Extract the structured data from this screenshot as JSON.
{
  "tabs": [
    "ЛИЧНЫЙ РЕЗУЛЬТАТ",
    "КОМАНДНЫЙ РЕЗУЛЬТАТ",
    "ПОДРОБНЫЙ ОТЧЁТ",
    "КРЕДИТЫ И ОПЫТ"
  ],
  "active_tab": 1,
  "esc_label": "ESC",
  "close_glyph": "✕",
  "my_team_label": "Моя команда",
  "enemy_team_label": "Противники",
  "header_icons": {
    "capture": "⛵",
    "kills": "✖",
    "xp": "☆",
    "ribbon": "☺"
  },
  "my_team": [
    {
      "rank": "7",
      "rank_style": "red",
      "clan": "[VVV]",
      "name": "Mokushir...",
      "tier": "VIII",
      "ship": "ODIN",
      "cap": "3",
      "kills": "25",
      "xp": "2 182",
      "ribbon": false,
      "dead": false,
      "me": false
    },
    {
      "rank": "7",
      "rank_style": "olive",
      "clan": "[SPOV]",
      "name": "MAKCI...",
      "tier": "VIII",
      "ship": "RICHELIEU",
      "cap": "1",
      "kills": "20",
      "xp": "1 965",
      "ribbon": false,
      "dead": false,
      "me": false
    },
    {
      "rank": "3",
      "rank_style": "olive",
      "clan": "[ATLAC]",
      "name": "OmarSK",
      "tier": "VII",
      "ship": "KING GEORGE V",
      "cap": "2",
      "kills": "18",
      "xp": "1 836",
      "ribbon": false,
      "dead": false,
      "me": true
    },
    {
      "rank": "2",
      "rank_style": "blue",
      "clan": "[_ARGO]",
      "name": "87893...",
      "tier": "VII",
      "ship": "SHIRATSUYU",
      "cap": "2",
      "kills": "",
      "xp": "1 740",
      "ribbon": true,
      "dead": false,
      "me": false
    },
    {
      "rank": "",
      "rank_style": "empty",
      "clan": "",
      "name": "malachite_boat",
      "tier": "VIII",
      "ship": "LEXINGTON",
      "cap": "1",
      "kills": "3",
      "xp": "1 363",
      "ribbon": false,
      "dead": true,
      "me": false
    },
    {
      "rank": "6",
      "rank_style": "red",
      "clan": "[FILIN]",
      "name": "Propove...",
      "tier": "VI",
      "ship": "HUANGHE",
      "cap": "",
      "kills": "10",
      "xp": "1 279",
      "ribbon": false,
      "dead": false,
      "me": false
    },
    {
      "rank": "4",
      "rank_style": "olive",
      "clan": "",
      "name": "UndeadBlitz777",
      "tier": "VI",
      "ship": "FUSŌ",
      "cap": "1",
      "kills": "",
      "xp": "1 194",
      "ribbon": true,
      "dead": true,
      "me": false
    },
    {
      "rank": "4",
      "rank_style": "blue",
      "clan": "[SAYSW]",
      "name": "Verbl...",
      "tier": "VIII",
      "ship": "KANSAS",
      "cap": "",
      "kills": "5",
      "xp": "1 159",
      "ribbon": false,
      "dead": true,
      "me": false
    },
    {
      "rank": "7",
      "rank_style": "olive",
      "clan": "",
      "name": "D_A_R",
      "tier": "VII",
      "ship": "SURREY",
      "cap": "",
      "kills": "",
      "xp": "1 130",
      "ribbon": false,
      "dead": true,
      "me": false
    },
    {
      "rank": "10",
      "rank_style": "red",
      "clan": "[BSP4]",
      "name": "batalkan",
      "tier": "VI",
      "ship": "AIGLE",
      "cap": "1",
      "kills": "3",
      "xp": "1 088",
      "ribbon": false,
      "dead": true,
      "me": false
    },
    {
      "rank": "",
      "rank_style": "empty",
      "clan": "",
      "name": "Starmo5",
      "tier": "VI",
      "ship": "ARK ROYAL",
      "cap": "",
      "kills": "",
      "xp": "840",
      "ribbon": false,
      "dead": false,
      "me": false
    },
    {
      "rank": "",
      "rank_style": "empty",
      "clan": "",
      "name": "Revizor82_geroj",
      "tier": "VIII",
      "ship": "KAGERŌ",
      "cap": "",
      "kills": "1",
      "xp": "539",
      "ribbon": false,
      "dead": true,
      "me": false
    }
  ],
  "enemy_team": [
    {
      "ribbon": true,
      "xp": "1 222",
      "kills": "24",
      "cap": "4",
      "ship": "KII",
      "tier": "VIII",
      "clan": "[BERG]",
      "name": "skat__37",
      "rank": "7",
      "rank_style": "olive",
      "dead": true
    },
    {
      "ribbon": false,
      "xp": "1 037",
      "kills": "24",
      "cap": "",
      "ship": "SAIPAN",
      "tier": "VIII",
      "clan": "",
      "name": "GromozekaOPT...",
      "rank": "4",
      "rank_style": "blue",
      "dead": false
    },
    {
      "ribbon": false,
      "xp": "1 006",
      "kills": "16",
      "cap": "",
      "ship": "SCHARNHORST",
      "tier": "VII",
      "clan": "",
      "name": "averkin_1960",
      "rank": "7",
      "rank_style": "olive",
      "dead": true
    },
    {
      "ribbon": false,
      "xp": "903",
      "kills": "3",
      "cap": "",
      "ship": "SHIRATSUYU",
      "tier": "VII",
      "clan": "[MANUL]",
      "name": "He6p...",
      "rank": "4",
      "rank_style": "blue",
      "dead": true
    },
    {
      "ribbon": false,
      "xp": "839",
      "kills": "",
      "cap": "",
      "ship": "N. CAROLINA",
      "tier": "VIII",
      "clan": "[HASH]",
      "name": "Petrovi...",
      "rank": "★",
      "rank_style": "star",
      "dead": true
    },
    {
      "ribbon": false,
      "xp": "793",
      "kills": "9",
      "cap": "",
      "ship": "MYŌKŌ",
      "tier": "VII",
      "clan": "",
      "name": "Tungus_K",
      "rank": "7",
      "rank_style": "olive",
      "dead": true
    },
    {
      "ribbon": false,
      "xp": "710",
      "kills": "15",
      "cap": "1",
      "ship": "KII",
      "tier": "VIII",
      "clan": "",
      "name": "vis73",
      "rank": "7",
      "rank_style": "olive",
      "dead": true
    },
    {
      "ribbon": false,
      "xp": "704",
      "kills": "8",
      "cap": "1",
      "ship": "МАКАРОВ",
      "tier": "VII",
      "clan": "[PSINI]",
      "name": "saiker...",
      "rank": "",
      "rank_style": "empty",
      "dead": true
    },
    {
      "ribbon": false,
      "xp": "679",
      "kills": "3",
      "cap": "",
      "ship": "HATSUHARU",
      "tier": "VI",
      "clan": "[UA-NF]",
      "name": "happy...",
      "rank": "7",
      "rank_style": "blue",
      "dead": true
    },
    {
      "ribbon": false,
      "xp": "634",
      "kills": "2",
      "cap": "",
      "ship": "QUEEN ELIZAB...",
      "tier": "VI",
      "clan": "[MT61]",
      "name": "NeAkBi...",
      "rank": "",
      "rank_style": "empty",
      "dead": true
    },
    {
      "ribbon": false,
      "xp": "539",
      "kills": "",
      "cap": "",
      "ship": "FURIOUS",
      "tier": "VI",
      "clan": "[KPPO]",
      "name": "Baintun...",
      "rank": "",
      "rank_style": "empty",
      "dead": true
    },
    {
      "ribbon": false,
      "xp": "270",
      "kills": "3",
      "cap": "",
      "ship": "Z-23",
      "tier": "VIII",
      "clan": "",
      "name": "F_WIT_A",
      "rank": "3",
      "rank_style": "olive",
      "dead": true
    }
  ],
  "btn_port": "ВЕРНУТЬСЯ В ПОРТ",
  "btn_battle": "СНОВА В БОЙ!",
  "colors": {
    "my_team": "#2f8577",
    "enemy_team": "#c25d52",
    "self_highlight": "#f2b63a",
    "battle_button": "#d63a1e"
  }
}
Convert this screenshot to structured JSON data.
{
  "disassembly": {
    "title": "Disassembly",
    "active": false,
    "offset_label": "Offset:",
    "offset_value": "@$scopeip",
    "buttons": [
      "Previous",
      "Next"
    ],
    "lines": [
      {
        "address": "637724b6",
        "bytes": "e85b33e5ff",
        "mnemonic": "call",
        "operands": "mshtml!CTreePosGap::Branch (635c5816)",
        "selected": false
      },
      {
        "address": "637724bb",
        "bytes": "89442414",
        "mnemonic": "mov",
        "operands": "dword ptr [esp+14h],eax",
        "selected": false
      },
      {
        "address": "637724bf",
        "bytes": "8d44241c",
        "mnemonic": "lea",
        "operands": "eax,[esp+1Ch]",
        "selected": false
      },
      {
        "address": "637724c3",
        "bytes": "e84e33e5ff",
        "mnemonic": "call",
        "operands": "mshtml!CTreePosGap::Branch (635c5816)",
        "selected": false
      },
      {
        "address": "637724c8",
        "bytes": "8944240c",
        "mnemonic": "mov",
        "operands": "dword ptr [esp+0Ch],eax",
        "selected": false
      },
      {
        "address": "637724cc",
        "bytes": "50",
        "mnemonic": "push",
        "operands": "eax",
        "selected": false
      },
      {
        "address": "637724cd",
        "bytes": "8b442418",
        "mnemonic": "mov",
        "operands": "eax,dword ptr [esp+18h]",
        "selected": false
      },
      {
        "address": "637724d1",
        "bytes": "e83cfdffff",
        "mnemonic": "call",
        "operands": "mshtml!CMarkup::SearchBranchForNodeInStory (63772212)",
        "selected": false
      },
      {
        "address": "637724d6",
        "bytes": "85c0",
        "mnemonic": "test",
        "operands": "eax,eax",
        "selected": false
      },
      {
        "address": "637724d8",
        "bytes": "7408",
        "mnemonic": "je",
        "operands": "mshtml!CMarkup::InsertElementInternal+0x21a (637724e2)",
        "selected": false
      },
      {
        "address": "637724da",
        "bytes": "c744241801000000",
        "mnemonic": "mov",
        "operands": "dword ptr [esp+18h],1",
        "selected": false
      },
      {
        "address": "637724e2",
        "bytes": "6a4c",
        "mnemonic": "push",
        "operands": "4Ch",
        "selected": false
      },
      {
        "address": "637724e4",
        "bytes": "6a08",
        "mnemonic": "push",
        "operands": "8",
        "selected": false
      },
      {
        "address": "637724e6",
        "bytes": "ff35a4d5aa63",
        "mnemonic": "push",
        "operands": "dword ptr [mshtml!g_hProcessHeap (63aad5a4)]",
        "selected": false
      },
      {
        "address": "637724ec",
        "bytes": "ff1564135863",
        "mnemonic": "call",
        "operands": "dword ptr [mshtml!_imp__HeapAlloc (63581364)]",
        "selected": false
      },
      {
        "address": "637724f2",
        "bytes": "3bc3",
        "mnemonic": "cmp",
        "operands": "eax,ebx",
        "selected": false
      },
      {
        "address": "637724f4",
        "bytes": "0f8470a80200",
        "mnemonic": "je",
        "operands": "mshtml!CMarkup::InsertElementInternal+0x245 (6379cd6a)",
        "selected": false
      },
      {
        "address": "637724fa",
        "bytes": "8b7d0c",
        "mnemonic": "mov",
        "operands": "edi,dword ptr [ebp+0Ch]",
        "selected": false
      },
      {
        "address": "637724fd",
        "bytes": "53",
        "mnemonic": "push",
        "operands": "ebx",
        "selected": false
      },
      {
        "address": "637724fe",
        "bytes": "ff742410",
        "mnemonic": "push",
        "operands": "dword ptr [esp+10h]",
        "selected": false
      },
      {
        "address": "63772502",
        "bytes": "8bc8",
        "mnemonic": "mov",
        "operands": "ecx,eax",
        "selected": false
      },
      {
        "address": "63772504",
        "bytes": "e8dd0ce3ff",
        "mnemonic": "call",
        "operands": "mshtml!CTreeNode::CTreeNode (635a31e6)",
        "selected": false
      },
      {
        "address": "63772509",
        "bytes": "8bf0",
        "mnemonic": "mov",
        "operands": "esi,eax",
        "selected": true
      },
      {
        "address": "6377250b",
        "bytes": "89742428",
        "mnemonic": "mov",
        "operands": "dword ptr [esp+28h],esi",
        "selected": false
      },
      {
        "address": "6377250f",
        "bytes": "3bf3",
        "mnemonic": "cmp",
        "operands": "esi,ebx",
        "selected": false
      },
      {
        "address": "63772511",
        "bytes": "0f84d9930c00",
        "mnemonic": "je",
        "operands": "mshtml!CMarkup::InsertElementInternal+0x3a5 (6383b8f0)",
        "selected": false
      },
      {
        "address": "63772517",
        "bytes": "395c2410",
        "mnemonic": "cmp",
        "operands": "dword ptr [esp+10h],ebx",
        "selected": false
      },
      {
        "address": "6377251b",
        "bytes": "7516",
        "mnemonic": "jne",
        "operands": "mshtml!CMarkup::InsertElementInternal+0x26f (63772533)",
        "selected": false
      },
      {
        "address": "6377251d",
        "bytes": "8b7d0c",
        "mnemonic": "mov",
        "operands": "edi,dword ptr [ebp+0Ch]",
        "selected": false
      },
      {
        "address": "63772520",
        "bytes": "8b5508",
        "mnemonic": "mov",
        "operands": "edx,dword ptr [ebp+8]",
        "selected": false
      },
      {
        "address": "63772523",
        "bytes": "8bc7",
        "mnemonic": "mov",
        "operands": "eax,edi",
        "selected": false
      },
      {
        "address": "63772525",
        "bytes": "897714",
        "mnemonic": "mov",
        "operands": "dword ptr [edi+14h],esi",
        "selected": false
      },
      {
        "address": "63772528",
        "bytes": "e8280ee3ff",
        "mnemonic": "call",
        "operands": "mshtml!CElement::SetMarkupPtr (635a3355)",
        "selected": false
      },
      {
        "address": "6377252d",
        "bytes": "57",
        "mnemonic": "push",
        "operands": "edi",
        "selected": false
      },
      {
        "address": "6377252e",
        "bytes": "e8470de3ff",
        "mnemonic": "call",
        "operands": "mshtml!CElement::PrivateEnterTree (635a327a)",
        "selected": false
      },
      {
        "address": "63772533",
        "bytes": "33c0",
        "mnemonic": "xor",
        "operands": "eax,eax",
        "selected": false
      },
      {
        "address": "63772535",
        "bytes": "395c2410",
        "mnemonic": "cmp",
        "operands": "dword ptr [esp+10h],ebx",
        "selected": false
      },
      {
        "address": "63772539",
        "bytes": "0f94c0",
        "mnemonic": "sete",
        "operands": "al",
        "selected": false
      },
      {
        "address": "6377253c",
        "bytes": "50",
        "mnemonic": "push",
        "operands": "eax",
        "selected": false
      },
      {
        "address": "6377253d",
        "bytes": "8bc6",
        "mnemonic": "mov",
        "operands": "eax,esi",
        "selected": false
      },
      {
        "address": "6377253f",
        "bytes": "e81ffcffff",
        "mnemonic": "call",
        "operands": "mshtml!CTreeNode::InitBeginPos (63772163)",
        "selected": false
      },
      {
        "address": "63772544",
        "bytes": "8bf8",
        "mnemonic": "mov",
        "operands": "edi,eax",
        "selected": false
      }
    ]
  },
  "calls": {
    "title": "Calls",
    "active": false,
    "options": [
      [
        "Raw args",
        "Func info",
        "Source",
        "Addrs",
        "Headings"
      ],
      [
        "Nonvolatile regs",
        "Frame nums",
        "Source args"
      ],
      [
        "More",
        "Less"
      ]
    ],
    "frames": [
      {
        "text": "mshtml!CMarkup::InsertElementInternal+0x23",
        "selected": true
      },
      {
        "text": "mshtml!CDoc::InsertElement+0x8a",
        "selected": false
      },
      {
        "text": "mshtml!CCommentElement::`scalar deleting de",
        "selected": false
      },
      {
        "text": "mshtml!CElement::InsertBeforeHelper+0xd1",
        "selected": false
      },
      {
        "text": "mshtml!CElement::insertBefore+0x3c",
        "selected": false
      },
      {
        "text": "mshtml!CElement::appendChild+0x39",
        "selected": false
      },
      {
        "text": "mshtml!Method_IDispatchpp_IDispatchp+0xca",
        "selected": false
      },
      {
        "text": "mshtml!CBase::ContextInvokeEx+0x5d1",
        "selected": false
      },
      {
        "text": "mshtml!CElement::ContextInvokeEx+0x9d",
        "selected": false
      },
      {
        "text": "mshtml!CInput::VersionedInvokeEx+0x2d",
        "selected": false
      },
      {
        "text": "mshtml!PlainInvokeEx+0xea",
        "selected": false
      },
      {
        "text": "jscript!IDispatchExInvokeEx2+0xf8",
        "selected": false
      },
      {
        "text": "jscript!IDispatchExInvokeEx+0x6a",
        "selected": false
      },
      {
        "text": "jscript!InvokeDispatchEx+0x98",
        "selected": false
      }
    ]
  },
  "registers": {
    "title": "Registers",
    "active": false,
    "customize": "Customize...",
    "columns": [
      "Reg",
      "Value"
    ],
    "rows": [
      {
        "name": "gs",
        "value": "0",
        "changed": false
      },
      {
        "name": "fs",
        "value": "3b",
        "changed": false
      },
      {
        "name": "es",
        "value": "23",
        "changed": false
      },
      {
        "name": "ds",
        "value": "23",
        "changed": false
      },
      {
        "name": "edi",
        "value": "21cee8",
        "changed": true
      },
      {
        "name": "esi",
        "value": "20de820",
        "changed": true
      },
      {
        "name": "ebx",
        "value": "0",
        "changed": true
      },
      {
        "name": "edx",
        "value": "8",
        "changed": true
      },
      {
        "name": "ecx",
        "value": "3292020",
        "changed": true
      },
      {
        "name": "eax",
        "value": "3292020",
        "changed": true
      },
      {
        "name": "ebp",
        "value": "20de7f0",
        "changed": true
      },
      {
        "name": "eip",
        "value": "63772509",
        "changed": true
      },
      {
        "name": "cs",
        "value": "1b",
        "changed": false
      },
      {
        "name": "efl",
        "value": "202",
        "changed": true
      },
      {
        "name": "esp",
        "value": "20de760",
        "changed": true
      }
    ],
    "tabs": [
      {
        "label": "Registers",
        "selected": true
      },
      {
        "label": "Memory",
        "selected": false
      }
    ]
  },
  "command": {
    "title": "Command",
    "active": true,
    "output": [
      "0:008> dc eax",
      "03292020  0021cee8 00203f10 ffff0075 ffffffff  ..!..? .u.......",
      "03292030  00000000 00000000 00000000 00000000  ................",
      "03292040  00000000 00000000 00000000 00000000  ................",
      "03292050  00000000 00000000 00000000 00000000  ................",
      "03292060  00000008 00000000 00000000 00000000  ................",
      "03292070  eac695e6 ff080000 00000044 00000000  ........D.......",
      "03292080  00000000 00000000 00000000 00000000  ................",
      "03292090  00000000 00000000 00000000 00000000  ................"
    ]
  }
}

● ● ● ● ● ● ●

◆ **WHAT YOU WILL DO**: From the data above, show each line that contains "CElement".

◆ **EXERCISE RESPONSE**:
        "operands": "mshtml!CElement::SetMarkupPtr (635a3355)",
        "operands": "mshtml!CElement::PrivateEnterTree (635a327a)",
        "text": "mshtml!CElement::InsertBeforeHelper+0xd1",
        "text": "mshtml!CElement::insertBefore+0x3c",
        "text": "mshtml!CElement::appendChild+0x39",
        "text": "mshtml!CElement::ContextInvokeEx+0x9d",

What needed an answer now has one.